TASK OBJECTIVE
In the following material, identify every line holding the string "icon" and return it.

DATA TO EXAMINE
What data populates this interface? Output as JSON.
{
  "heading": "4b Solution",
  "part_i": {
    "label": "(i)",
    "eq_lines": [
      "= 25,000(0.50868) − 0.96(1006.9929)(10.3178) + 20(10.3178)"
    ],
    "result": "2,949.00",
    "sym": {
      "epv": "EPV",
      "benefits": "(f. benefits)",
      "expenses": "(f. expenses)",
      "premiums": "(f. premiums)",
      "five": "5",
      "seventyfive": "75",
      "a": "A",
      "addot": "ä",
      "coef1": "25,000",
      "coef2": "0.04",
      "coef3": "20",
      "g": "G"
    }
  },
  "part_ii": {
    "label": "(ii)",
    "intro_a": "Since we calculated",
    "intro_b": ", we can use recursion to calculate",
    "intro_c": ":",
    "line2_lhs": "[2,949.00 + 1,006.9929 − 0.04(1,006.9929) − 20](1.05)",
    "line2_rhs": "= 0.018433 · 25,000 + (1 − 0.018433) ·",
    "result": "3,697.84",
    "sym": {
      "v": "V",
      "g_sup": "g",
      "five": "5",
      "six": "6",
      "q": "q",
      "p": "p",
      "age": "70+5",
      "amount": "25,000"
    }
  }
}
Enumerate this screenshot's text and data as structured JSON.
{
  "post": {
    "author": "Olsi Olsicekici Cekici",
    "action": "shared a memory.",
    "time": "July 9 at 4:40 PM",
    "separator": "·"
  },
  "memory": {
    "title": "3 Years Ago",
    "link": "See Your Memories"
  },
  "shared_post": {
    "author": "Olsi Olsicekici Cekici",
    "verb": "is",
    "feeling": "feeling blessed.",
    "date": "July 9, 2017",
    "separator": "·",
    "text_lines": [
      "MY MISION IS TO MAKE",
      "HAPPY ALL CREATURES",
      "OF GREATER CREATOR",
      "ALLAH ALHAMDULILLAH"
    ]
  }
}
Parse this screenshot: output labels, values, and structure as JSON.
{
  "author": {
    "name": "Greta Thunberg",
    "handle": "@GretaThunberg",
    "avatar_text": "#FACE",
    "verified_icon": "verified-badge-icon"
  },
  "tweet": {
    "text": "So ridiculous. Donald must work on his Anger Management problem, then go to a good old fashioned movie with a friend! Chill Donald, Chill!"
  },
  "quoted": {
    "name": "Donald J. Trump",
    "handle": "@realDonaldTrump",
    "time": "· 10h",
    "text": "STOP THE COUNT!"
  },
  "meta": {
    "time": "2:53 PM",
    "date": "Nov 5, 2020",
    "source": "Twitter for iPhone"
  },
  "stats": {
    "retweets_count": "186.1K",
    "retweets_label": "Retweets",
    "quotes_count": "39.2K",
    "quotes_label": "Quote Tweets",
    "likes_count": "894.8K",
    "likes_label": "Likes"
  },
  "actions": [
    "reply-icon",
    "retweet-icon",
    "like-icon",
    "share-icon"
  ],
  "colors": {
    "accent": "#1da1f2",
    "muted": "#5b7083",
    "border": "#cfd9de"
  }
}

OUTPUT FOR THIS TASK
    "verified_icon": "verified-badge-icon"
    "reply-icon",
    "retweet-icon",
    "like-icon",
    "share-icon"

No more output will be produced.